Hysterical outrage is only a mild form of reaction when we learned that the Department of Education unashamedly squandered its 2007 budget amounting in hundreds of millions of pesos and sold the future of our children to the devils of ignorance and poverty. That government arm seems to be more wicked than the Department of Public Works and Highways. At least the DPWH should now be applauded as lesser evil among legions of vampires in Arroyo's empire compared to its cousin, the Department of Misappropriation, or DepEd, for short.
A review of DepEd's 2007 budget, the Congressional Planning and Budget Department (CPBD) found, shows shocking festival of wasted public funds. DepEd, if the CPBD's report were to be believed, sucked the last blood of the country's hope of improving the lives of our people through globally competitive education by buying garbage educational tools and spending totally worthless projects.
"Information and multi-media equipment packages amounting to no less than P667.95 million were neither utilized nor maximized for classroom instructions in 13 regions because they were either defective or distributed to schools which were not strictly selected in accordance with the approved criteria, resulting in the wasteful storage or utilization of the units," the CPBD reported as bannered by GMA News TV this week.
Perhaps DepEd's top officials have not heard of the globalization buzz. That in order to be highly competitive in today's borderless business environment and free world market, every country must embrace the power of technology and information superhighway. Neglect technological advancement and the country will be doomed to extinction in today's digital era.
DepEd is exactly putting the country in the path of economic destruction. By depriving our children of high-tech tools, DepEd is cutting off our children's bridge to the future.
Another shocking revelation is that "84,254 sets of tables and chairs and 150,748 armchairs costing P197 million were allocated to 2,777 elementary and 899 secondary schools that already had adequate seat provisions from 2004-2007 instead of giving them to 2,764 elementary and secondary schools with acute seat shortages," again as reported by GMA News TV.
As if the parade of DepEd's cannibalism isn't long enough, this Department of Misappropriation caused "the number of undistributed textbooks (to have) decreased from 2006 to 2007, a total of 1,275,056 copies of unused textbooks or manuals costing at least P57.3 million remained stored in school stockrooms or libraries in 2007."
The CPBD, as reported by GMA News, also found that "acute classroom shortages in 2,929 schools were also left unaddressed because school building projects worth at least P597.796 million were spent instead on 1,329 school sites that had the least need for buildings and classrooms."
By next year, by the way, our shameless DepEd will get a huge pie of the national budget at P167.94 billion. Will DepEd forget that in 2008 it received P149.25 billion and much of it went down the drain?
Who will be held responsible for such heartless wastage of public funds? Not our ordinary teachers, of course. They don't hold the pen that signs blood-stained government contracts. Our school teachers are already suffering from low salary and they have become innocent hosts to DepEd's wicked schemes.
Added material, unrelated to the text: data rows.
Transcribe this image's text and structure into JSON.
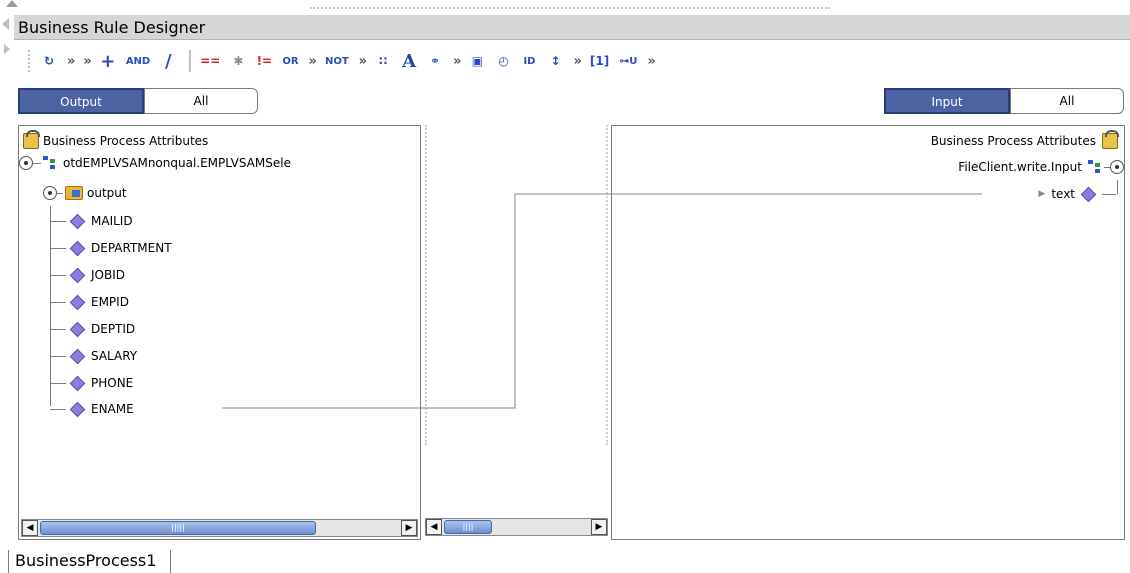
{
  "window": {
    "title": "Business Rule Designer"
  },
  "toolbar": {
    "items": [
      {
        "name": "refresh-icon",
        "label": "↻"
      },
      {
        "name": "chevron-more-icon",
        "label": "»"
      },
      {
        "name": "chevron-more-icon",
        "label": "»"
      },
      {
        "name": "add-icon",
        "label": "+"
      },
      {
        "name": "and-operator",
        "label": "AND"
      },
      {
        "name": "divide-icon",
        "label": "/"
      },
      {
        "name": "equals-operator",
        "label": "=="
      },
      {
        "name": "multiply-icon",
        "label": "✱"
      },
      {
        "name": "not-equals-operator",
        "label": "!="
      },
      {
        "name": "or-operator",
        "label": "OR"
      },
      {
        "name": "chevron-more-icon",
        "label": "»"
      },
      {
        "name": "not-operator",
        "label": "NOT"
      },
      {
        "name": "chevron-more-icon",
        "label": "»"
      },
      {
        "name": "concat-icon",
        "label": "∷"
      },
      {
        "name": "text-icon",
        "label": "A"
      },
      {
        "name": "link-icon",
        "label": "⚭"
      },
      {
        "name": "chevron-more-icon",
        "label": "»"
      },
      {
        "name": "doc-icon",
        "label": "▣"
      },
      {
        "name": "clock-icon",
        "label": "◴"
      },
      {
        "name": "id-icon",
        "label": "ID"
      },
      {
        "name": "split-icon",
        "label": "↕"
      },
      {
        "name": "chevron-more-icon",
        "label": "»"
      },
      {
        "name": "index-icon",
        "label": "[1]"
      },
      {
        "name": "uri-icon",
        "label": "⊶U"
      },
      {
        "name": "chevron-more-icon",
        "label": "»"
      }
    ]
  },
  "left_filter": {
    "selected": "Output",
    "other": "All"
  },
  "right_filter": {
    "selected": "Input",
    "other": "All"
  },
  "left_tree": {
    "root": "Business Process Attributes",
    "node": "otdEMPLVSAMnonqual.EMPLVSAMSele",
    "folder": "output",
    "fields": [
      "MAILID",
      "DEPARTMENT",
      "JOBID",
      "EMPID",
      "DEPTID",
      "SALARY",
      "PHONE",
      "ENAME"
    ]
  },
  "right_tree": {
    "root": "Business Process Attributes",
    "node": "FileClient.write.Input",
    "field": "text"
  },
  "status": {
    "tab": "BusinessProcess1"
  },
  "colors": {
    "selected_button": "#4d62a3",
    "field_diamond": "#8a7ee0",
    "title_bar": "#d6d6d6"
  }
}
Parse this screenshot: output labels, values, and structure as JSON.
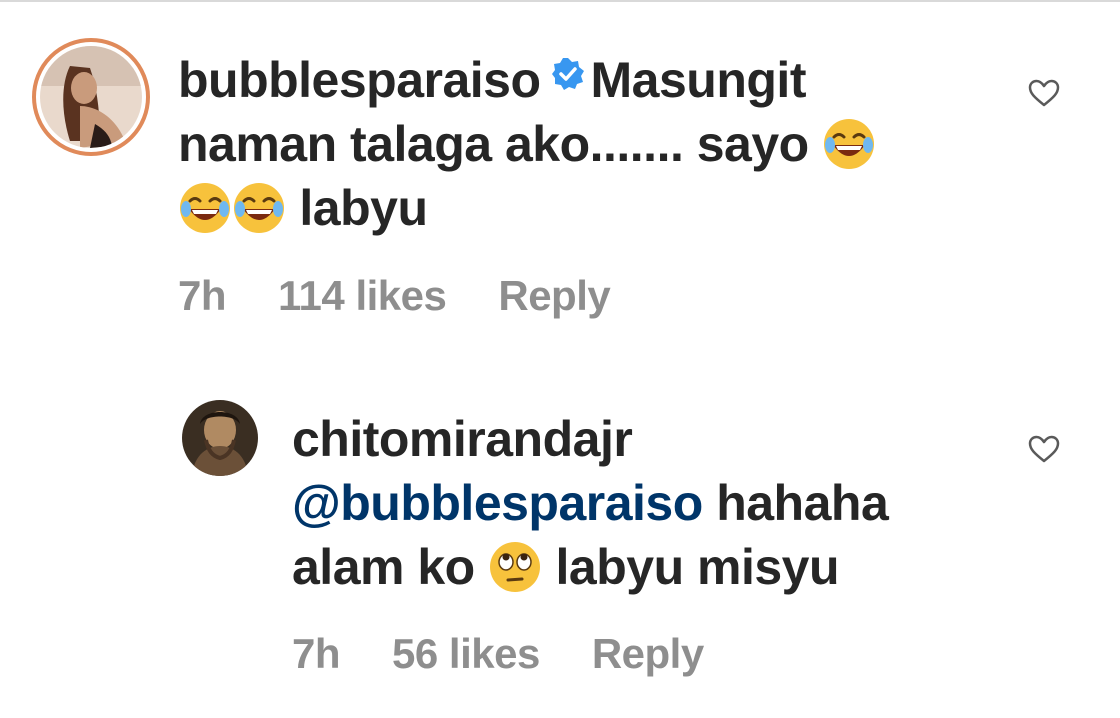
{
  "comments": [
    {
      "username": "bubblesparaiso",
      "verified": true,
      "text_line1": "Masungit",
      "text_line2": "naman talaga ako....... sayo",
      "text_line3": "labyu",
      "time": "7h",
      "likes": "114 likes",
      "reply": "Reply",
      "heart_icon": "heart-outline-icon"
    },
    {
      "username": "chitomirandajr",
      "mention": "@bubblesparaiso",
      "text_line2a": "hahaha",
      "text_line3a": "alam ko",
      "text_line3b": "labyu misyu",
      "time": "7h",
      "likes": "56 likes",
      "reply": "Reply",
      "heart_icon": "heart-outline-icon"
    }
  ],
  "colors": {
    "text": "#262626",
    "meta": "#8e8e8e",
    "mention": "#003569",
    "verified": "#3897f0",
    "story_ring": "#e08a5a"
  }
}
If no one would be sent to jail and DepEd would continue to bask in barbaric waste, the country is in extreme danger of losing its competitiveness in the world. Our national economy has been sustained by remittances of Filipinos working abroad. Today's children, admittedly, are tomorrow's OFWs . Once our education system becomes a horror picture of wasteland, not only that we would lose opportunities in the booming outsourcing industry, we would also lose our attractiveness as excellent source of manpower abroad.
DepEd's immoral, if not absolutely demonic, habit of wasting public funds has far-reaching consequences in both short and long terms. Our people, by all means, should stop DepEd from killing our nation softly. - Editorial, The Bohol Standard